7.58  ·  5,672 ratings  ·  265 reviews
Posted on by
excerpt from romeo and juliet balcony scene

Romeo And Juliet Quotes (100 quotes)

File Name: excerpt from romeo and juliet balcony scene.zip
Size: 54688 Kb
Published 21.01.2019

Romeo & Juliette : Balcony scene, extract (ROH 1994)

William Shakespeare: Romeo and Juliet (c. 1591)The Balcony Scene (Act 2, Scene 2)

But it is largely Juliet who makes the play come alive. Although the plot describes her as absurdly young, her passion is expressed with a fine intelligence and wit which makes her irresistible. This most famous of all love scenes shows Romeo at first lusting after the young girl he has just met at the masked ball where he has gone in disguise because his family is feuding with hers ; but she manages eventually to steer his thoughts toward marriage. What light through yonder window breaks? It is the East, and Juliet is the sun!

Scene II. Capulet's Garden.
winter solstice poem mary oliver

The Balcony Scene in Romeo and Juliet

Romeo and Juliet balcony scene with subtitle

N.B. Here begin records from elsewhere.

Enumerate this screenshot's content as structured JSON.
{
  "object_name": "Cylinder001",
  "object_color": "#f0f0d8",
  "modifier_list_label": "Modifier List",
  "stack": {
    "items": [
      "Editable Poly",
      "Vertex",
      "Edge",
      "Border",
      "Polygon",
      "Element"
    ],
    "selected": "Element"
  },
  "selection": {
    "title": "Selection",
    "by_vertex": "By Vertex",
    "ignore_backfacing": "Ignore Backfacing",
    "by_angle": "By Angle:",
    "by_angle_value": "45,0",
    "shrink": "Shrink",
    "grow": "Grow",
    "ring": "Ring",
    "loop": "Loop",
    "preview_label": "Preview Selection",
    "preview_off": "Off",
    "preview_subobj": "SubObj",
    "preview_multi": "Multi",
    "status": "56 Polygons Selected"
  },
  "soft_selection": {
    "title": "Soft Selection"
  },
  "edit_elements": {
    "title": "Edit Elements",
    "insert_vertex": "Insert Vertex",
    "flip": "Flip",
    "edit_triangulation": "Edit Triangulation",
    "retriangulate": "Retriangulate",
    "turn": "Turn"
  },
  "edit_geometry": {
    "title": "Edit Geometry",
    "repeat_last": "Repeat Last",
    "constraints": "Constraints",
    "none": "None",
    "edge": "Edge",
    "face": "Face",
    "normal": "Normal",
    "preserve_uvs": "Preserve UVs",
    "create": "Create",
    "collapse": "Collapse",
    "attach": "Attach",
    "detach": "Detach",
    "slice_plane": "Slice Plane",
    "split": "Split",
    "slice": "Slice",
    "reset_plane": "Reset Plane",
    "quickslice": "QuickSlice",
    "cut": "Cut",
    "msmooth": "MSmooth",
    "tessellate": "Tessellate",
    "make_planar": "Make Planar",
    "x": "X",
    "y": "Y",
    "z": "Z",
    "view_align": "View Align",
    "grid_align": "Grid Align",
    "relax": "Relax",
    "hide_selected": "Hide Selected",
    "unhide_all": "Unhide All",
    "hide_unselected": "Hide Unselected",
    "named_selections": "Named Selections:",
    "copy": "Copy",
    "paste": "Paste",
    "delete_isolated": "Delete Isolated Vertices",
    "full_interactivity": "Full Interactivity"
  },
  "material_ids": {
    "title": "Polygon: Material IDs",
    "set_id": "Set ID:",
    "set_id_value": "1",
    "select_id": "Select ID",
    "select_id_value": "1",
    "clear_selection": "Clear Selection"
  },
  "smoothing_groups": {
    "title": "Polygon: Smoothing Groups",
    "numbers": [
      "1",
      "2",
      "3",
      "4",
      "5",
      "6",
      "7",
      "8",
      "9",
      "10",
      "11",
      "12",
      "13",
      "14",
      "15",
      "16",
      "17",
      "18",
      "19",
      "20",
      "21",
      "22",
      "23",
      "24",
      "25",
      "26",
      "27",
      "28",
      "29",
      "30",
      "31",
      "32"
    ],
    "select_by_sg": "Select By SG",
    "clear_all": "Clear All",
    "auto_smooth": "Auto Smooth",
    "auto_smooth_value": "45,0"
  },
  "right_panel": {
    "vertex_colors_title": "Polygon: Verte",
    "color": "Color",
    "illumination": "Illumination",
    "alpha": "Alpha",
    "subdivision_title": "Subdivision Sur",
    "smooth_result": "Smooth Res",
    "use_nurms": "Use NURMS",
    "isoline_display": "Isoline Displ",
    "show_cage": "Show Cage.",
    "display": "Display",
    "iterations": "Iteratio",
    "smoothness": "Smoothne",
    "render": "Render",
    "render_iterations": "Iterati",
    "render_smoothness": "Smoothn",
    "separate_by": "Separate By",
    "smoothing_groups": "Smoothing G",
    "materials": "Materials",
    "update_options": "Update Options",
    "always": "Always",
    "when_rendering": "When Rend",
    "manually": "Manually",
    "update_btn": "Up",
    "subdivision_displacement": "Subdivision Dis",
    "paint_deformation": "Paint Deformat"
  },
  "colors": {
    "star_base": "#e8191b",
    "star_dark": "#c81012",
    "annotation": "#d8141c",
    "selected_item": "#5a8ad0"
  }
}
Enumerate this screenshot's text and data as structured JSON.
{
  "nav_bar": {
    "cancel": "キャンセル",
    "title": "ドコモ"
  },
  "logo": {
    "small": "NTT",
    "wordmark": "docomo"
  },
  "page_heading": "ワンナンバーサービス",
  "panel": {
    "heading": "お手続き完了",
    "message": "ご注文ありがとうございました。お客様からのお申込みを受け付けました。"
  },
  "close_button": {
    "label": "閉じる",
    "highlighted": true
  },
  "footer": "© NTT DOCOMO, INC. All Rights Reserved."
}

Romeo speaks these lines in the so-called balcony scene, when, hiding in the Capulet orchard after the feast, he sees Juliet leaning out of a high window 2. Romeo then compares Juliet to the stars, claiming that she eclipses the stars as daylight overpowers a lamp—her eyes alone shine so bright that they will convince the birds to sing at night as if it were day. Many scenes in Romeo and Juliet are set either late at night or early in the morning, and Shakespeare often uses the contrast between night and day to explore opposing alternatives in a given situation. Romeo and Juliet by: William Shakespeare. Why are there sonnets in Romeo and Juliet? Important Quotations Explained 1 But soft, what light through yonder window breaks? It is the east, and Juliet is the sun.

The play follows the lives and deaths of Romeo and Juliet, two young star-crossed lovers from feuding families in Verona. What light through yonder window breaks? These violent delights have violent ends, And in their triumph die; like fire and powder, Which, as they kiss, consume: the sweetest honey Is loathsome in his own deliciousness, And in the taste confounds the appetite: Therefore love moderately: long love doth so. Spoken by Friar Lawrence before he marries Romeo off to Juliet, this short speech counsels the young lover to temper his amorous passions. In this quote, the friar uses the example of honey, which, although delicious to our taste buds, can cause serious stomach pains if we eat too much too quickly. It is Friar Lawrence who agrees to marry Romeo and Juliet, even though he knows these two lovers only met a few weeks ago.

4 thoughts on “Romeo And Juliet Quotes (100 quotes)

  1. Romeo and Juliet: Annotated Balcony Scene, Act 2, Scene 2. Please see the bottom of the main scene page for more explanatory notes. Scene II. Capulet's.

Leave a Reply